Here was the worst part. I had been in a fight for what felt like forever. When it ended I was covered in his blood. It was violent and the subject was badly hurt. He lived. I walked outside and the fire department hosed me down to get the blood off of me.
Again, no one bothered to check and see if I was OK, or give me an update on whether or not I was exposed to something from the subjects blood. It was disturbing what happened and I never forgot it. I sought out my own medical treatment to make sure I was OK.
You know what else I did not forget? The sergeant who told me to take my patrol car, go home, put on a clean uniform and get back on the street because I was needed.
How long do you think it took me to get the images out of my head of the blood bath of a fight I was in?
The department didn’t even offer to clean my uniform. When I inquired (and filled out the necessary forms) and turned in my bloody uniform I was instead told to use “color safe” bleach.
With the recent events that happened with Craig Tiger I have heard many people come out and say that most Police Officers at some point in their career will develop some form of PTSD.
I am not here today to tell you I have ever had PTSD or some form of it.
What I do know is that I am better today and the nightmares are gone. I am better today because after other things I had going on in my life I was convinced (and so was my significant other) that I did need help. I knew the one place that would not give it to me so I did it on my own.
However I had the luxury of keeping my medical benefits which made it a hell of a lot easier to get the help I needed. A luxury stolen from Craig by “Our Chief”.
That is what I am here to tell you today guys and gals. We are on our own. In the same breath of how “Our Chief” talks about Craig’s termination he calls him a criminal and how he considered the “totality” of the circumstances. What totality is that? The DUI? The attempted suicide that same night? I am going to AGAIN ask the question we are all waiting for an answer on.
What was the totality? What was it that led you to fire Craig (who asked for help) but give other Officer’s a second chance who also received DUI’s.

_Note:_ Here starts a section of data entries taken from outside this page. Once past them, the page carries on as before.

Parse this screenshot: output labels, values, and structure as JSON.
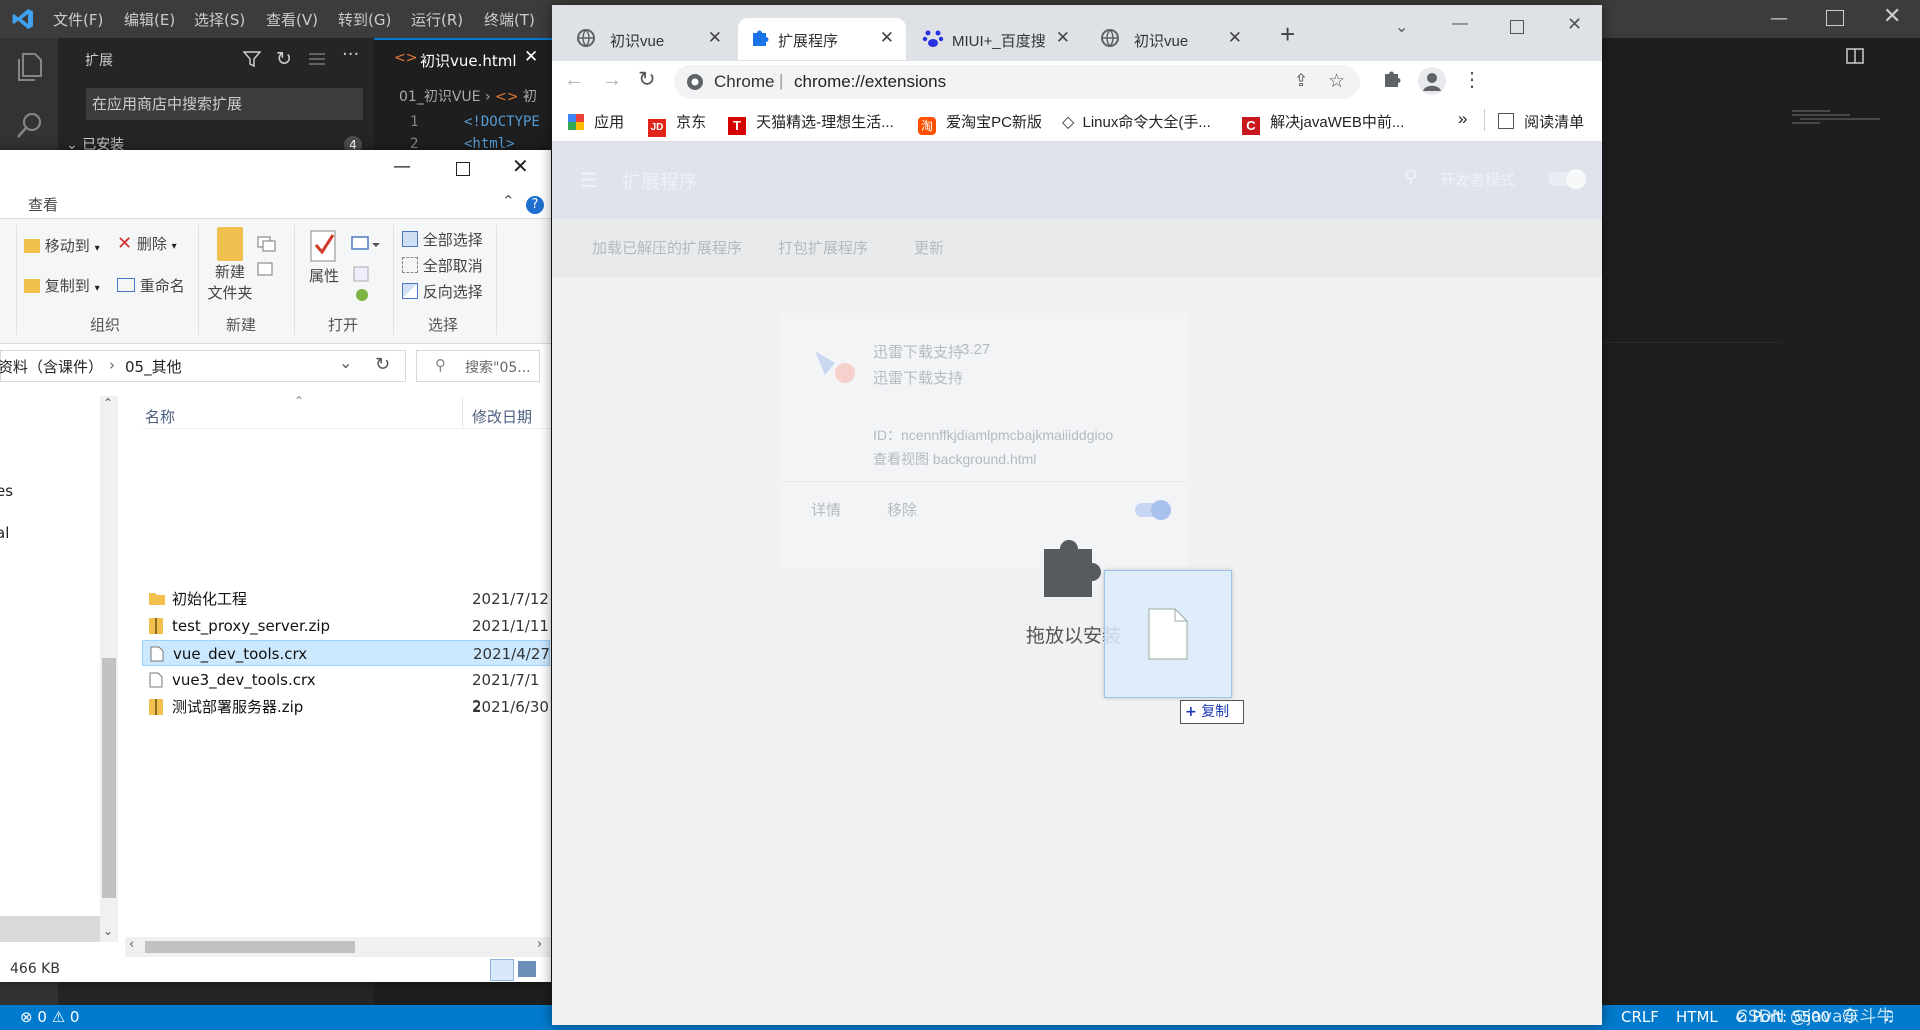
{
  "vscode": {
    "menu": [
      "文件(F)",
      "编辑(E)",
      "选择(S)",
      "查看(V)",
      "转到(G)",
      "运行(R)",
      "终端(T)"
    ],
    "sidebar_title": "扩展",
    "search_placeholder": "在应用商店中搜索扩展",
    "installed_label": "已安装",
    "installed_count": "4",
    "tab_label": "初识vue.html",
    "breadcrumb_folder": "01_初识VUE",
    "breadcrumb_file": "初",
    "lines": [
      {
        "num": "1",
        "code": "<!DOCTYPE"
      },
      {
        "num": "2",
        "code": "<html>"
      }
    ],
    "status": {
      "errors": "0",
      "warnings": "0",
      "eol": "CRLF",
      "language": "HTML",
      "port": "Port: 5500"
    },
    "watermark": "CSDN @java东斗牛"
  },
  "explorer": {
    "ribbon_tab": "查看",
    "move_to": "移动到",
    "copy_to": "复制到",
    "delete": "删除",
    "rename": "重命名",
    "new_folder_line1": "新建",
    "new_folder_line2": "文件夹",
    "properties": "属性",
    "select_all": "全部选择",
    "select_none": "全部取消",
    "invert_selection": "反向选择",
    "groups": [
      "组织",
      "新建",
      "打开",
      "选择"
    ],
    "path_parent": "资料（含课件）",
    "path_current": "05_其他",
    "search_placeholder": "搜索\"05...",
    "col_name": "名称",
    "col_date": "修改日期",
    "files": [
      {
        "name": "初始化工程",
        "date": "2021/7/12",
        "type": "folder"
      },
      {
        "name": "test_proxy_server.zip",
        "date": "2021/1/11",
        "type": "zip"
      },
      {
        "name": "vue_dev_tools.crx",
        "date": "2021/4/27",
        "type": "file"
      },
      {
        "name": "vue3_dev_tools.crx",
        "date": "2021/7/1 2",
        "type": "file"
      },
      {
        "name": "测试部署服务器.zip",
        "date": "2021/6/30",
        "type": "zip"
      }
    ],
    "selected_index": 2,
    "left_nav_fragments": [
      "es",
      "al"
    ],
    "status_size": "466 KB"
  },
  "chrome": {
    "tabs": [
      {
        "label": "初识vue",
        "icon": "globe-icon"
      },
      {
        "label": "扩展程序",
        "icon": "puzzle-icon"
      },
      {
        "label": "MIUI+_百度搜",
        "icon": "baidu-paw-icon"
      },
      {
        "label": "初识vue",
        "icon": "globe-icon"
      }
    ],
    "active_tab": 1,
    "address_site": "Chrome",
    "address_url": "chrome://extensions",
    "bookmarks": [
      "应用",
      "京东",
      "天猫精选-理想生活...",
      "爱淘宝PC新版",
      "Linux命令大全(手...",
      "解决javaWEB中前..."
    ],
    "more_bookmarks": "»",
    "reading_list": "阅读清单",
    "ext_page": {
      "header_title": "扩展程序",
      "dev_mode": "开发者模式",
      "load_unpacked": "加载已解压的扩展程序",
      "pack_extension": "打包扩展程序",
      "update": "更新",
      "card_name": "迅雷下载支持",
      "card_version": "3.27",
      "card_desc": "迅雷下载支持",
      "card_id": "ID：ncennffkjdiamlpmcbajkmaiiiddgioo",
      "card_view": "查看视图 background.html",
      "details": "详情",
      "remove": "移除",
      "drop_to_install": "拖放以安装",
      "copy_badge": "复制"
    }
  }
}
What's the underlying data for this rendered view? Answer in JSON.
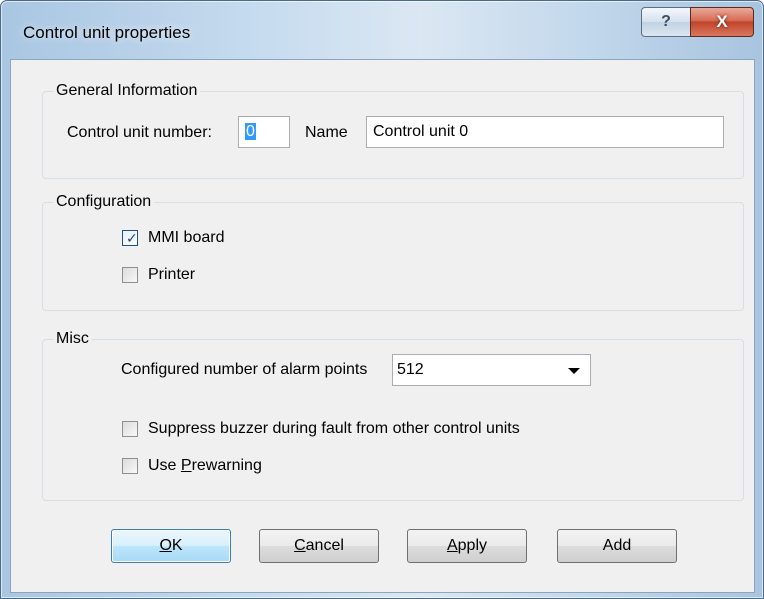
{
  "window": {
    "title": "Control unit properties",
    "help_glyph": "?",
    "close_glyph": "X"
  },
  "general": {
    "group_label": "General Information",
    "number_label": "Control unit number:",
    "number_value": "0",
    "name_label": "Name",
    "name_value": "Control unit 0"
  },
  "configuration": {
    "group_label": "Configuration",
    "mmi_board": {
      "label": "MMI board",
      "checked": true
    },
    "printer": {
      "label": "Printer",
      "checked": false
    }
  },
  "misc": {
    "group_label": "Misc",
    "alarm_points_label": "Configured number of alarm points",
    "alarm_points_value": "512",
    "suppress_buzzer": {
      "label": "Suppress buzzer during fault from other control units",
      "checked": false
    },
    "use_prewarning": {
      "label_pre": "Use ",
      "label_accel": "P",
      "label_post": "rewarning",
      "checked": false
    }
  },
  "buttons": {
    "ok": {
      "accel": "O",
      "rest": "K"
    },
    "cancel": {
      "accel": "C",
      "rest": "ancel"
    },
    "apply": {
      "accel": "A",
      "rest": "pply"
    },
    "add": {
      "label": "Add"
    }
  },
  "icons": {
    "help": "help-icon",
    "close": "close-icon",
    "check": "checkmark-icon",
    "dropdown": "chevron-down-icon"
  }
}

I will tell you all what the totality is and its what we already know. Craig got a DUI but he also had PTSD. Our Chief decided Craig was now a liability and got rid of him. You know it, I know it and our “CHIEF” knows it. Now we have the Chief and the media going into Craig’s past trying to make him look bad.

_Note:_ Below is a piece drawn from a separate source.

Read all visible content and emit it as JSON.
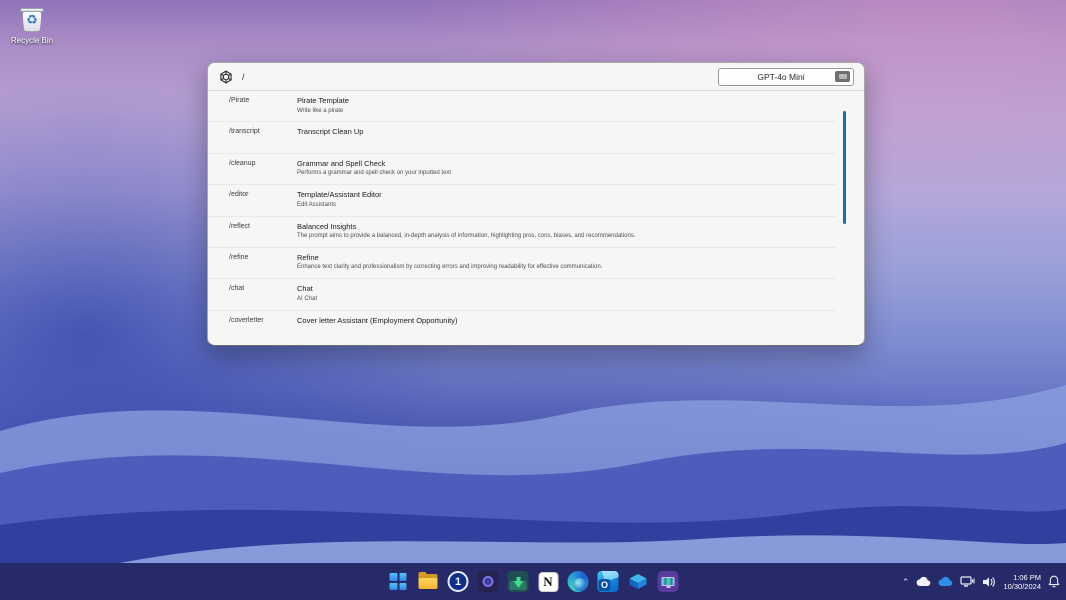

We have “Our Chief” going on the news saying crime is down 7% and that shows there is no low morale in the department. No, what that shows is that every single man and woman on this department has something you do not “Chief”. Integrity.
Unlike you, we have the moral character to do what is right every day because it is the right thing to do. Not one officer on this department would feel good about themselves if they did the wrong thing and someone was hurt or worse, killed.
The same cannot be said about you. We lost Craig and make no mistake it was because you did not have the decency to do the right thing. The thing you knew that was right, which was to help him. Maybe Craig would have done the same thing or maybe not. We will never know. He would have had more of a chance if you at least had done the right thing. Make no mistake “Chief”, you are not wanted here. Anytime work units get word your going to be around, we avoid you.
Crime is down because of the men and women that do the right thing every day. It has nothing to do with you. It is because we have integrity.
And you, you’re a disgrace to the uniform we wear each and every day.